Slovnaft has appealed the tender result.
photo: Ján Svrček
Yukos offered $74 million for the stake, which includes management control of Transpetrol.
Privatisation Minister Mária Machová refused to disclose the full details of Slovnaft's offer, but a spokesman for the refinery insisted they had offered $85.4 million for the stake.
Ľubomír Žitňan said Slovnaft had offered $65.4 million cash and the free transfer of crude oil storage facilities, which they estimated to be worth $20 million.
"One of the criteria to get the Transpetrol stake was price, and we offered $85.4 million, which is more than our competitor's offer," Žitňan said.
"We also signed a contract promising we would cover any investments needed to bring the storage facilities up to the required standards, which would help the government solve its problem with lack of oil storage space."
Under the terms of EU integration, Slovakia is required to have storage facilities capable of holding 90 days worth of crude oil supplies by 2008. At the moment the country has storage facilities which can hold 28 days worth of supplies.
But the tender selection committee said it would not be re-evaluating its decision to go with Yukos.
László Hóka, a member of the selection team, said: "I am sorry for Slovnaft because it is a domestic company, but in two of the four criteria which the commission was evaluating, Yukos offered more than Slovnaft. It was simply the figures which spoke for Yukos, and I don't see any reason to re-evaluate the decision."
Hóka explained that the commission had valued the storage facilities offered by Slovnaft at less than $20 million. He added that Slovnaft did not have enough money to finance their reconstruction, which he said had been estimated as costing Sk3 to Sk5 billion - as much as the entire price paid for the 49% stake at Transpetrol.
Yukos said it believed the tender commission's decision would be approved by cabinet when presented by Machová on December 19.
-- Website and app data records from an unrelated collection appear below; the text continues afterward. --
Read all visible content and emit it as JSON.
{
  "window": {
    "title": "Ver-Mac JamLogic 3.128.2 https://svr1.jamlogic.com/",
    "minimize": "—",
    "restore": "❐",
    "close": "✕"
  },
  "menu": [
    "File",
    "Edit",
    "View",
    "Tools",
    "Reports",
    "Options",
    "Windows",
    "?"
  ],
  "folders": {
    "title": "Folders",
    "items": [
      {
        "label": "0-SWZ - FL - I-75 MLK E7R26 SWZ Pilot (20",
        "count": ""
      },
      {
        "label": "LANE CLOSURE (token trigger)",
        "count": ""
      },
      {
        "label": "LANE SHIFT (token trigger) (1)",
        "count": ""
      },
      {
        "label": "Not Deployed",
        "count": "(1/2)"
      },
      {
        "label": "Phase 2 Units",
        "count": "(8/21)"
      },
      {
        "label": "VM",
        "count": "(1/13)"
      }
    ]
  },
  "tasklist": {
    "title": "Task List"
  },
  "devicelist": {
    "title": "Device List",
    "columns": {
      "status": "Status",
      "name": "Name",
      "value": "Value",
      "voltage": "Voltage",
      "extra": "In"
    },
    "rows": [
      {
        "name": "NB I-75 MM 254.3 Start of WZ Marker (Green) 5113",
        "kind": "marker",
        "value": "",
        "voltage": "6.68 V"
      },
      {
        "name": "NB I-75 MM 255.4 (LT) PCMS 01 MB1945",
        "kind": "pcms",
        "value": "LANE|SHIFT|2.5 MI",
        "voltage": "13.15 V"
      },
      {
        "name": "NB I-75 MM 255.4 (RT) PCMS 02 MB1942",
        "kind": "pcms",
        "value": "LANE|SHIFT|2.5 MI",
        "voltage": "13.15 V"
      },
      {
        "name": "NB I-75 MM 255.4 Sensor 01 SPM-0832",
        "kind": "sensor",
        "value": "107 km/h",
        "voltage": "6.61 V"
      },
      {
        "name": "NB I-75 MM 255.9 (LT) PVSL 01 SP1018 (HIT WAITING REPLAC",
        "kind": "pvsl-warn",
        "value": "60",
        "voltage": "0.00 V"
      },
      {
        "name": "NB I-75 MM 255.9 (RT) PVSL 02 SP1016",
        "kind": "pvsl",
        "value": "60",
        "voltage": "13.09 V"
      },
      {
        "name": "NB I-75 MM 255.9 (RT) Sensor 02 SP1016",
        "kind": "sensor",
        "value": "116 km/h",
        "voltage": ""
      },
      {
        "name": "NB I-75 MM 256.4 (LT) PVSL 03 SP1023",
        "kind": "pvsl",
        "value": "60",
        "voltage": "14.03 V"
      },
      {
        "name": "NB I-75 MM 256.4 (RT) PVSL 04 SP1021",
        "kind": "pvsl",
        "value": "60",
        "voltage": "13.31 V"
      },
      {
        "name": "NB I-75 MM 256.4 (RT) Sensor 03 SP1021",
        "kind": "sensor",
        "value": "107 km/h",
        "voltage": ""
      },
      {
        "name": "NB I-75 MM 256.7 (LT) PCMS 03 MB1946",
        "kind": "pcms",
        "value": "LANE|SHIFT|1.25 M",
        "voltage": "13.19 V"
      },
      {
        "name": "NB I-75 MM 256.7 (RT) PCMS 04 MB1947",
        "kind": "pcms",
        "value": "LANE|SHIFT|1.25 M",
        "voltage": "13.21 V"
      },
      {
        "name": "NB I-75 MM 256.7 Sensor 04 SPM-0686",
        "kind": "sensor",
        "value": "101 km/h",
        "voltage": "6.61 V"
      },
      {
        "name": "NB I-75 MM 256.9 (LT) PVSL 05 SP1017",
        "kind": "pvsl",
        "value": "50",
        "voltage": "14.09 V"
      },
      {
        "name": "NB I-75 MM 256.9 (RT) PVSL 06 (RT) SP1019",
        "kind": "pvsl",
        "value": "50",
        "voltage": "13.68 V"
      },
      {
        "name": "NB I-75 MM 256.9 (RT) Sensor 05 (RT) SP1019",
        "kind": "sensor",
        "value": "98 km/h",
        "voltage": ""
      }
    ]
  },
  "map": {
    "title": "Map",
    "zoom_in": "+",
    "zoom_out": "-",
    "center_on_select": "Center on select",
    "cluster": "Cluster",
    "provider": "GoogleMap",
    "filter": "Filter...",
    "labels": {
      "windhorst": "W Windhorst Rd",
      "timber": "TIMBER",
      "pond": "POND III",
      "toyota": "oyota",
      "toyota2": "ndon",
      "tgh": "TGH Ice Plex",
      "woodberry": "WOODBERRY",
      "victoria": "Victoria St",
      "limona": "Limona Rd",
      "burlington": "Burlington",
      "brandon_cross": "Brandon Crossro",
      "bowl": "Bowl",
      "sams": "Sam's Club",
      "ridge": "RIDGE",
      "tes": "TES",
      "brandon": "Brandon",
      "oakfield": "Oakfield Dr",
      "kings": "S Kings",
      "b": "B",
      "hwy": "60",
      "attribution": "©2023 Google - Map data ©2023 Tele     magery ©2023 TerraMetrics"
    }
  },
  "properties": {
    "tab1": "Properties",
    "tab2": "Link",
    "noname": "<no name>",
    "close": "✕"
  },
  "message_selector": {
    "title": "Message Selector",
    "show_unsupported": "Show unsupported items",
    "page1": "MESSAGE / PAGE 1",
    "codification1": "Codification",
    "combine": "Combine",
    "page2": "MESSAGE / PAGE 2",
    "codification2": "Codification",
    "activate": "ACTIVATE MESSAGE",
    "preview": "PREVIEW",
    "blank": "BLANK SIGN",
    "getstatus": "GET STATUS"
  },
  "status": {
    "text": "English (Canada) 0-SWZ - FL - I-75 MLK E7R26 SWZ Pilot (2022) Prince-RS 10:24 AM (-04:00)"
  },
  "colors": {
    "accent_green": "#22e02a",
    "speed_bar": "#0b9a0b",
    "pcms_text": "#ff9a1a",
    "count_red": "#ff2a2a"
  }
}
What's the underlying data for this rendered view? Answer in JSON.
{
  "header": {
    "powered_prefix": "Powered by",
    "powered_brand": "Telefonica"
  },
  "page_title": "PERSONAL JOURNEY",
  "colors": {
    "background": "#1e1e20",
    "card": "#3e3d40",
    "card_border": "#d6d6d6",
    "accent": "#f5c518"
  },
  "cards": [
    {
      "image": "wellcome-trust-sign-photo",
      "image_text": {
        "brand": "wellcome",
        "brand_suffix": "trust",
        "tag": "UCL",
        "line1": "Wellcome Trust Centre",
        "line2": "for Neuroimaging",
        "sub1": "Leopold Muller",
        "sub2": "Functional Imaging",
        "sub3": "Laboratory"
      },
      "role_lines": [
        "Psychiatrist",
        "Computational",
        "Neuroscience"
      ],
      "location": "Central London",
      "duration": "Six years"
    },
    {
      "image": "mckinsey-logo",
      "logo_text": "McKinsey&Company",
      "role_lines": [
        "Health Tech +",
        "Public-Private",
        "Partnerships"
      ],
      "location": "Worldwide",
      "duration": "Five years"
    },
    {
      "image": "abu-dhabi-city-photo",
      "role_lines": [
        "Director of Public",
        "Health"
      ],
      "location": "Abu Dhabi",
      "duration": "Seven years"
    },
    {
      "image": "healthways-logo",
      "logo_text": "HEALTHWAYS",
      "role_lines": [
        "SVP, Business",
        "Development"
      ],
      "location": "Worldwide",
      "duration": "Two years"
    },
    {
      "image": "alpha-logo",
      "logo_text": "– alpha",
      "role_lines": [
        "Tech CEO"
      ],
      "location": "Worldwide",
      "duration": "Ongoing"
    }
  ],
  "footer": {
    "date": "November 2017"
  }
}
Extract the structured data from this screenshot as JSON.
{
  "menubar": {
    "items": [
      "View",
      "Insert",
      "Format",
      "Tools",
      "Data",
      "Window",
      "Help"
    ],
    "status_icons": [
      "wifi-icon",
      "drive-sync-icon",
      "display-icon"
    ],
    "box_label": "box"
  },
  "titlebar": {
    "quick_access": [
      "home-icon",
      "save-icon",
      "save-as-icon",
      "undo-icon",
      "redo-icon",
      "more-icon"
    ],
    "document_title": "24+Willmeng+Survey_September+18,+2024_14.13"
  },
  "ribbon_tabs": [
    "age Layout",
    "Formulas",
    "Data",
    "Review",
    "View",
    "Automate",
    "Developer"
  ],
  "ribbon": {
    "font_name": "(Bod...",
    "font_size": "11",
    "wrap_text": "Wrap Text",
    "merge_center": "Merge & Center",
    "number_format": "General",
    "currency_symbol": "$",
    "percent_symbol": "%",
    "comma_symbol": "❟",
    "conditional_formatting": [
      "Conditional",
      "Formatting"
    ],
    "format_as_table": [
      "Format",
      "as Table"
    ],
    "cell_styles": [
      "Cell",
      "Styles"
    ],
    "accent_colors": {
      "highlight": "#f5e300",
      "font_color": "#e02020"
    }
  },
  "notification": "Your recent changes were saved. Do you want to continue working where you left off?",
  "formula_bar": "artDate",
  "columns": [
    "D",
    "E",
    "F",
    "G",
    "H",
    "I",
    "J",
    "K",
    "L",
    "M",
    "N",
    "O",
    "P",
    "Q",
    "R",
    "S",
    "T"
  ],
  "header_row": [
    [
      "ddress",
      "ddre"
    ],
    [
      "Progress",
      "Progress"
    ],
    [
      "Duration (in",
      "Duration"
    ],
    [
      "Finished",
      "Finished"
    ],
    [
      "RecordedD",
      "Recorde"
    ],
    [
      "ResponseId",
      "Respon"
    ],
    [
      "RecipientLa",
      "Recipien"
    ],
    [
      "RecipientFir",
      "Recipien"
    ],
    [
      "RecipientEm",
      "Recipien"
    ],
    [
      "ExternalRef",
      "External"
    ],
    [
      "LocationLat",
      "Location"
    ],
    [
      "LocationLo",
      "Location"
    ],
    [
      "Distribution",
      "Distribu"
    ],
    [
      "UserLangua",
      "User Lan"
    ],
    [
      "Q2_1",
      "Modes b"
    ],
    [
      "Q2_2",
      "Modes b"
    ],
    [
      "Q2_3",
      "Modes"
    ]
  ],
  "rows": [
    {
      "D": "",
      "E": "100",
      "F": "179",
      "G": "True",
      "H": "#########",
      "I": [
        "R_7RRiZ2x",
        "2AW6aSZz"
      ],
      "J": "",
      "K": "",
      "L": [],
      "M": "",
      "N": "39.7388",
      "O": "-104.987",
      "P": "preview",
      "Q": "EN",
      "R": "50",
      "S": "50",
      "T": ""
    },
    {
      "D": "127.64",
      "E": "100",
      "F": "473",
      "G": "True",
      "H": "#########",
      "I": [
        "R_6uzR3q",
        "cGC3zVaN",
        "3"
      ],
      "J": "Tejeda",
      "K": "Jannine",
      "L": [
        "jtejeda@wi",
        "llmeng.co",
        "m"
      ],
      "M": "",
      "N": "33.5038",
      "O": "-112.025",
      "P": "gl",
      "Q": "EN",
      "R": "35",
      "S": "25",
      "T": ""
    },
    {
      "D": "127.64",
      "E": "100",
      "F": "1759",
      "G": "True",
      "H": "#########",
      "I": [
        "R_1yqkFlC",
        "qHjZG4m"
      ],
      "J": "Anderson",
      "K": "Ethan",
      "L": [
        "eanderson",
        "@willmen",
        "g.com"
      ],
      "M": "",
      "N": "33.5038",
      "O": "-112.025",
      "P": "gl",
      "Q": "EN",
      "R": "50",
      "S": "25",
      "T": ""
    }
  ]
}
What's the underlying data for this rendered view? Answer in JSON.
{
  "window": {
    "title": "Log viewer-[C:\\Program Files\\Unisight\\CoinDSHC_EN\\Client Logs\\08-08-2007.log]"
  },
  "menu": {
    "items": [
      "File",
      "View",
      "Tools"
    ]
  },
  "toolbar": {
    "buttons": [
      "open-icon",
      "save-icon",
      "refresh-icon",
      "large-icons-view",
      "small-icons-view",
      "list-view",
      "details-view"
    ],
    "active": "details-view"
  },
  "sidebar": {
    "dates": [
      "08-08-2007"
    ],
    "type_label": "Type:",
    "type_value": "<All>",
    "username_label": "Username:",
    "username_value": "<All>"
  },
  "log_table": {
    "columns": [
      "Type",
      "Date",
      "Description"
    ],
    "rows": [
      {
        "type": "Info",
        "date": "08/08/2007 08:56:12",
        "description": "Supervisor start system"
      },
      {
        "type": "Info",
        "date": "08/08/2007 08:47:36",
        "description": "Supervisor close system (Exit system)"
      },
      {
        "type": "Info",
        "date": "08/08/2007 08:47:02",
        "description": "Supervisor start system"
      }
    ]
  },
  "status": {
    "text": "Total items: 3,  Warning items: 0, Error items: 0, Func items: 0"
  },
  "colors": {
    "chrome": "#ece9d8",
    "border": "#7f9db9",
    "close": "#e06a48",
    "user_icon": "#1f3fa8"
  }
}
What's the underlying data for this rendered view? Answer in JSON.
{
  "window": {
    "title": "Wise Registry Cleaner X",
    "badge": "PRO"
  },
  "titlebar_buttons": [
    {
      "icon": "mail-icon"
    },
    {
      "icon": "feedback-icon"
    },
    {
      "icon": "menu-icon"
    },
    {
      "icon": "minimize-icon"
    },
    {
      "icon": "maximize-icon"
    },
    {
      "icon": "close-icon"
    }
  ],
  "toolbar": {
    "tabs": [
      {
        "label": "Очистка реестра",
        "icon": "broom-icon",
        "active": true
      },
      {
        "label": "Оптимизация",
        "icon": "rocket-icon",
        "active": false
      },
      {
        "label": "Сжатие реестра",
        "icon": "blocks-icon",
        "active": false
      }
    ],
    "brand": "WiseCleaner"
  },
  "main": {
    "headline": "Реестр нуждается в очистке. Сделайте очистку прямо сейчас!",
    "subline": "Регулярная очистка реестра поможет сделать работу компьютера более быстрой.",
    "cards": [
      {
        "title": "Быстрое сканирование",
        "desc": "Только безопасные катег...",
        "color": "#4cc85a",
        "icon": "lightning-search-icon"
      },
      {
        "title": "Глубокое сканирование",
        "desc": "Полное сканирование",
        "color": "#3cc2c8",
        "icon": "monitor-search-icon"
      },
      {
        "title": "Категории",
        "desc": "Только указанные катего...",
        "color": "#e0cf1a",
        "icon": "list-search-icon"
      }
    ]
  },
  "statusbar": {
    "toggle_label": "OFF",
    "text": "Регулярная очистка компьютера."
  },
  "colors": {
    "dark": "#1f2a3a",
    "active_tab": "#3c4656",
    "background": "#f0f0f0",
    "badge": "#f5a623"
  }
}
A company representative said: 'The acquisition of the stake is a part of our international activities aimed at increasing our share on European markets. After the cabinet's approval we will continue in the transaction according to the agreed terms."
The tender commission had originally been expected to reach a decision on November 30, but on December 4 asked the companies to resubmit higher offers because "both offers were of good quality but were too low".
Prior to the decision, Machová said price should be 60% decisive in choosing the investor, with other criteria including capital strength, development plans and ability to upgrade Transpetrol facilities.
Of the six companies that made preliminary bids, four later pulled out: Russian company Rosneft said it had concerns over an ongoing legal battle for 34% of Transpetrol shares, while multinational Texaco and Russia's Surgutneftegas gave no reason, and Czech refiner Česká Rafinérska withdrew at the behest of shareholders.
Both Yukos and Slovnaft proposed increasing the volume of oil transported through Transpetrol's Družba pipeline and using the new Adria pipeline to the Balkans.
Transpetrol's pipeline system can handle 21 million tonnes of crude per year, but in 2000 only 9.3 million tonnes flowed through it, with Slovnaft processing 5.3 million tonnes.
Transpetrol expects a gross profit of Sk295 million ($4.1 million) in 2001 - a 90% rise year-on-year.
Yukos is the second largest Russian oil company. In 2000 it posted profits of $3.3 billion on a turnover of $9.8 billion - almost half of Slovakia's GDP.
"Any investment into Transpetrol represents just a small portion of Yukos' assets because it invests $1 billion into increasing production every year," said Dimitrij Avdeev, an analyst with the United Financial Group in Moscow.
Avdeev added that Yukos has earmarked about $4 billion for further expansion into the European market.
17. Dec 2001 at 0:00 | Deirdre Tynan